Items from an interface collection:
* * *

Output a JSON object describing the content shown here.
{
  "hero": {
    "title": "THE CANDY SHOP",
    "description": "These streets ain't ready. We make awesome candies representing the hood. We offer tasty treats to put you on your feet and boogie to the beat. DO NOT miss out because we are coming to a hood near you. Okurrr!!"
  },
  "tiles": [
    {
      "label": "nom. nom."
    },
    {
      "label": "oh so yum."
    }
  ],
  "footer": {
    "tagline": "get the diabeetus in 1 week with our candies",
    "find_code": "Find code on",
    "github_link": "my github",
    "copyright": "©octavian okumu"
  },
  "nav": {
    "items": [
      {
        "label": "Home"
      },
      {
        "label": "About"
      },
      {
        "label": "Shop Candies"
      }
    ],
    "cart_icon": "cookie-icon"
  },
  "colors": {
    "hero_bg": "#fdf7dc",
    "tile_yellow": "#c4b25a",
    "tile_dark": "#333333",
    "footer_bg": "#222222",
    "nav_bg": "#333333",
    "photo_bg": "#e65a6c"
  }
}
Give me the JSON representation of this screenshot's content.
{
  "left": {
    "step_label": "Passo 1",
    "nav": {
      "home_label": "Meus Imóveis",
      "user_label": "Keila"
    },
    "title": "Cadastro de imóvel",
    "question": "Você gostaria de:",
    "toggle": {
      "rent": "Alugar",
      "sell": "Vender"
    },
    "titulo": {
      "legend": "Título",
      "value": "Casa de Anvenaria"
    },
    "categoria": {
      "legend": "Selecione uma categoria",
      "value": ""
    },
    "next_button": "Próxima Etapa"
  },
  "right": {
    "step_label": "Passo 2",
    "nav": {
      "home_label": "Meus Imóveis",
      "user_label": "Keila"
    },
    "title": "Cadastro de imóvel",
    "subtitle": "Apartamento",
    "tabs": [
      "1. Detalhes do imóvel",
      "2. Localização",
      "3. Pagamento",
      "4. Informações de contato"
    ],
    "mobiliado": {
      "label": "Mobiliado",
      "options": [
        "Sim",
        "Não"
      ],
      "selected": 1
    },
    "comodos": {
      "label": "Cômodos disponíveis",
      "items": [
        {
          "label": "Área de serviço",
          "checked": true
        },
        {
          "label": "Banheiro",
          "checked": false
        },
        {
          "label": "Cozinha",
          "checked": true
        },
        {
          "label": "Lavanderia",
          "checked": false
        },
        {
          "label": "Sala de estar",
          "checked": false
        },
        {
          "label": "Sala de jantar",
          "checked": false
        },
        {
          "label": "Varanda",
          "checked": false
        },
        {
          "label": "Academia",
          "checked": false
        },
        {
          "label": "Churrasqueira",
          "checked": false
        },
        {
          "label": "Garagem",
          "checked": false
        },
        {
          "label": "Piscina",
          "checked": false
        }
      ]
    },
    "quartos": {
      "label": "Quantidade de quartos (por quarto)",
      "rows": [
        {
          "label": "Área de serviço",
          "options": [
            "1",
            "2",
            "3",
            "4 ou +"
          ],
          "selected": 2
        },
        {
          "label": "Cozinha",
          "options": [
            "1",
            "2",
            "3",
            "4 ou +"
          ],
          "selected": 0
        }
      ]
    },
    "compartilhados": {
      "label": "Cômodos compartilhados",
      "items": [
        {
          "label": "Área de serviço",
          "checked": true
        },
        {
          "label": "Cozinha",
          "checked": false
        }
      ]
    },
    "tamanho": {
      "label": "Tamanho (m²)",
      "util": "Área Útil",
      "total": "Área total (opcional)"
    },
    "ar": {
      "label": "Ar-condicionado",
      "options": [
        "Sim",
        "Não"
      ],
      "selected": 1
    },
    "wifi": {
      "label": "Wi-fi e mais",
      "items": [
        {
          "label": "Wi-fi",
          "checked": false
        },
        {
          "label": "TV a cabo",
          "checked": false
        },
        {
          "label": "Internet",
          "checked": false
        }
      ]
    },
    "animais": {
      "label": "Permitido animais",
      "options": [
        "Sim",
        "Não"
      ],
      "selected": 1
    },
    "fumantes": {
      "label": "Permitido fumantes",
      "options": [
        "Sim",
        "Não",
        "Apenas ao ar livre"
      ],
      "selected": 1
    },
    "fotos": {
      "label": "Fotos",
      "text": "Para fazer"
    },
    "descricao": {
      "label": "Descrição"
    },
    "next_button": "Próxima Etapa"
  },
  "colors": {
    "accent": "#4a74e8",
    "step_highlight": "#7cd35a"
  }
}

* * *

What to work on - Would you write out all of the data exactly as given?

Answer for the task -
Output a JSON object describing the content shown here.
{
  "hero": {
    "title": "THE CANDY SHOP",
    "description": "These streets ain't ready. We make awesome candies representing the hood. We offer tasty treats to put you on your feet and boogie to the beat. DO NOT miss out because we are coming to a hood near you. Okurrr!!"
  },
  "tiles": [
    {
      "label": "nom. nom."
    },
    {
      "label": "oh so yum."
    }
  ],
  "footer": {
    "tagline": "get the diabeetus in 1 week with our candies",
    "find_code": "Find code on",
    "github_link": "my github",
    "copyright": "©octavian okumu"
  },
  "nav": {
    "items": [
      {
        "label": "Home"
      },
      {
        "label": "About"
      },
      {
        "label": "Shop Candies"
      }
    ],
    "cart_icon": "cookie-icon"
  },
  "colors": {
    "hero_bg": "#fdf7dc",
    "tile_yellow": "#c4b25a",
    "tile_dark": "#333333",
    "footer_bg": "#222222",
    "nav_bg": "#333333",
    "photo_bg": "#e65a6c"
  }
}
Give me the JSON representation of this screenshot's content.
{
  "left": {
    "step_label": "Passo 1",
    "nav": {
      "home_label": "Meus Imóveis",
      "user_label": "Keila"
    },
    "title": "Cadastro de imóvel",
    "question": "Você gostaria de:",
    "toggle": {
      "rent": "Alugar",
      "sell": "Vender"
    },
    "titulo": {
      "legend": "Título",
      "value": "Casa de Anvenaria"
    },
    "categoria": {
      "legend": "Selecione uma categoria",
      "value": ""
    },
    "next_button": "Próxima Etapa"
  },
  "right": {
    "step_label": "Passo 2",
    "nav": {
      "home_label": "Meus Imóveis",
      "user_label": "Keila"
    },
    "title": "Cadastro de imóvel",
    "subtitle": "Apartamento",
    "tabs": [
      "1. Detalhes do imóvel",
      "2. Localização",
      "3. Pagamento",
      "4. Informações de contato"
    ],
    "mobiliado": {
      "label": "Mobiliado",
      "options": [
        "Sim",
        "Não"
      ],
      "selected": 1
    },
    "comodos": {
      "label": "Cômodos disponíveis",
      "items": [
        {
          "label": "Área de serviço",
          "checked": true
        },
        {
          "label": "Banheiro",
          "checked": false
        },
        {
          "label": "Cozinha",
          "checked": true
        },
        {
          "label": "Lavanderia",
          "checked": false
        },
        {
          "label": "Sala de estar",
          "checked": false
        },
        {
          "label": "Sala de jantar",
          "checked": false
        },
        {
          "label": "Varanda",
          "checked": false
        },
        {
          "label": "Academia",
          "checked": false
        },
        {
          "label": "Churrasqueira",
          "checked": false
        },
        {
          "label": "Garagem",
          "checked": false
        },
        {
          "label": "Piscina",
          "checked": false
        }
      ]
    },
    "quartos": {
      "label": "Quantidade de quartos (por quarto)",
      "rows": [
        {
          "label": "Área de serviço",
          "options": [
            "1",
            "2",
            "3",
            "4 ou +"
          ],
          "selected": 2
        },
        {
          "label": "Cozinha",
          "options": [
            "1",
            "2",
            "3",
            "4 ou +"
          ],
          "selected": 0
        }
      ]
    },
    "compartilhados": {
      "label": "Cômodos compartilhados",
      "items": [
        {
          "label": "Área de serviço",
          "checked": true
        },
        {
          "label": "Cozinha",
          "checked": false
        }
      ]
    },
    "tamanho": {
      "label": "Tamanho (m²)",
      "util": "Área Útil",
      "total": "Área total (opcional)"
    },
    "ar": {
      "label": "Ar-condicionado",
      "options": [
        "Sim",
        "Não"
      ],
      "selected": 1
    },
    "wifi": {
      "label": "Wi-fi e mais",
      "items": [
        {
          "label": "Wi-fi",
          "checked": false
        },
        {
          "label": "TV a cabo",
          "checked": false
        },
        {
          "label": "Internet",
          "checked": false
        }
      ]
    },
    "animais": {
      "label": "Permitido animais",
      "options": [
        "Sim",
        "Não"
      ],
      "selected": 1
    },
    "fumantes": {
      "label": "Permitido fumantes",
      "options": [
        "Sim",
        "Não",
        "Apenas ao ar livre"
      ],
      "selected": 1
    },
    "fotos": {
      "label": "Fotos",
      "text": "Para fazer"
    },
    "descricao": {
      "label": "Descrição"
    },
    "next_button": "Próxima Etapa"
  },
  "colors": {
    "accent": "#4a74e8",
    "step_highlight": "#7cd35a"
  }
}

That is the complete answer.